Data items –
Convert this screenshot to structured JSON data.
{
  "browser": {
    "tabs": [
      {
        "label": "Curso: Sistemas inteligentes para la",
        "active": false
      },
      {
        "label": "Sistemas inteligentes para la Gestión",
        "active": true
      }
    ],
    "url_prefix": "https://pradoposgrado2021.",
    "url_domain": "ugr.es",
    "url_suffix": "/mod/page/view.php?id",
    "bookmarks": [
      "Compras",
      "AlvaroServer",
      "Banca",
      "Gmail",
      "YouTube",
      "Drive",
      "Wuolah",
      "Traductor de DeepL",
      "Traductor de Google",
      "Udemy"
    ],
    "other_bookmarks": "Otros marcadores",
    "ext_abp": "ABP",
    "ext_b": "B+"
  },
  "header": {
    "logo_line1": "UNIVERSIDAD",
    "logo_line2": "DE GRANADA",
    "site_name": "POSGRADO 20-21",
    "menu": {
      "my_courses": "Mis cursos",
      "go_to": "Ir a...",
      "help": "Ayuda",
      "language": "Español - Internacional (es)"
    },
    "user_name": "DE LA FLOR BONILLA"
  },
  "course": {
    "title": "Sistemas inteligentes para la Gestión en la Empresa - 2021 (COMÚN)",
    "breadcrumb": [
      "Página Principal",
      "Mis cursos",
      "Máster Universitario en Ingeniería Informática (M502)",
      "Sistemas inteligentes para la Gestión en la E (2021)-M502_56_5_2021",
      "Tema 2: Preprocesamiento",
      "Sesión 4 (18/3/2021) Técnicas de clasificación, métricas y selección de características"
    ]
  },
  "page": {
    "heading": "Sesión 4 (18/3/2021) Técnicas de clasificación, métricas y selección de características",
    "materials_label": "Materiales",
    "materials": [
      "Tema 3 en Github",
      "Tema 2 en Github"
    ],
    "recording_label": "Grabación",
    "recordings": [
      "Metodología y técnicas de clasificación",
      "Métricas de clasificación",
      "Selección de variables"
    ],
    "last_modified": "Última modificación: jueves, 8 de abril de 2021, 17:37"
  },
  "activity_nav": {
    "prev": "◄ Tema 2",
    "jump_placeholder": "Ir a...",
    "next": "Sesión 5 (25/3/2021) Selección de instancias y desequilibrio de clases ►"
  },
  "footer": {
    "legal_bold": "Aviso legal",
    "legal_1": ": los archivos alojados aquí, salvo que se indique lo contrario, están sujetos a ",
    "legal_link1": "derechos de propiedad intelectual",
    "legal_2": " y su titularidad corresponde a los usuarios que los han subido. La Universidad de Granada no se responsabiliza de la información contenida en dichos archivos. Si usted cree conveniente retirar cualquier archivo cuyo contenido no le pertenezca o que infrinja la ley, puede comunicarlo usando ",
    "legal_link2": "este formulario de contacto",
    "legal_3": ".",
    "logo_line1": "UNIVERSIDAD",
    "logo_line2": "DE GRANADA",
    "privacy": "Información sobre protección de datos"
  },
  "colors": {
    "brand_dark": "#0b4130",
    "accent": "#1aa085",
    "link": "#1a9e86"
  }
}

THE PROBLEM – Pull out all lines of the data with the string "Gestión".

WRITTEN RESPONSE –
        "label": "Sistemas inteligentes para la Gestión",
    "title": "Sistemas inteligentes para la Gestión en la Empresa - 2021 (COMÚN)",
      "Sistemas inteligentes para la Gestión en la E (2021)-M502_56_5_2021",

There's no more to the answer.